The seventh house in the Arts & Architecture Case Study program was built with real clients in mind: a family of three with creative hobbies. The result, designed by Thornton M Abell, is a flexible home with a distinctive functional character.
The house divides neatly into three separate areas: to the left of the entrance, working spaces make up nearly half of the full floorplan, with living and sleeping areas off to the right and extending forward into the garden. Sliding panels between the roomy central reception/dining area and the cozy living room create the option of privacy or extra space, as required, with the terrace and splash pool beyond offering further possibilities for summer entertaining. A small planting area beside the sliding door blurs the line between indoors and out.
Behind a door is a small corridor connecting to the two bedrooms and shared bathroom. This area is separated from the living space with a masonry wall (not the wood that forms other indoor walls in this house), ensuring quiet. Each bedroom enjoys floor-to-ceiling wood-framed glass walls that open onto the back terrace.
It’s in the working spaces that the family’s specific needs can be seen. More sliding panels to the left of the entrance open onto a study that can double as a guest room, with a series of utility rooms beyond connecting to the kitchen. At least one of those rooms would have been put to use as a darkroom for the father’s photography hobby, but viewed as a kitchenette and with the attached WC/shower room, that study/guest room also becomes a fully self-contained guest flatlet.
The kitchen itself is pleasantly sociable, with a sunny breakfast nook and a door leading to a large enclosed and shaded dining terrace. With two storerooms placed beside that terrace and next to the garage, this outdoor area adds significantly to the usable living space of the house, at least in good weather—but then, this is southern California.
While so many Case Study designs exploited a stunning location with dramatic views, this house was built on a flat plot with no view. But it did of course still benefit from lashings of LA sunlight. Built in the typical Midcentury Modern style, Abell’s affinity for light shows itself in the vast picture windows and glass sliding doors so prevalent in the program, as well as in a central skylight—Abell loved a glass roof—creating a light well for the living area; a different approach to the same familiar West Coast preoccupation of “bringing the outside inside.”
He used a cool color scheme (with teal, green and grey paint, cement floors and natural birch wood) to reflect light and balance the hot Californian climate, and surrounded the outside areas with louvred wooden fences.
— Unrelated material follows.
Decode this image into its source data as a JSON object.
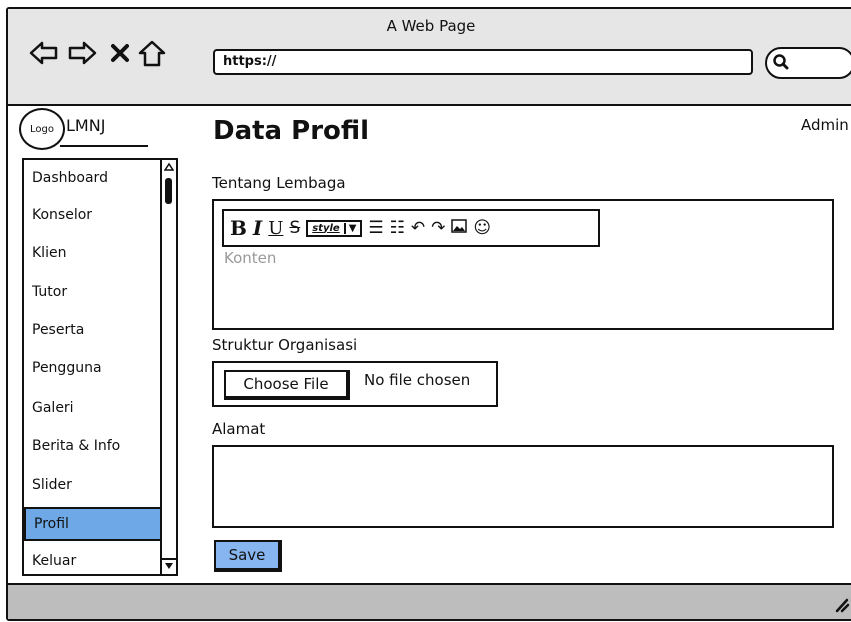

Take a walk through Archilogic’s 3D model and enjoy the sense of light throughout this home.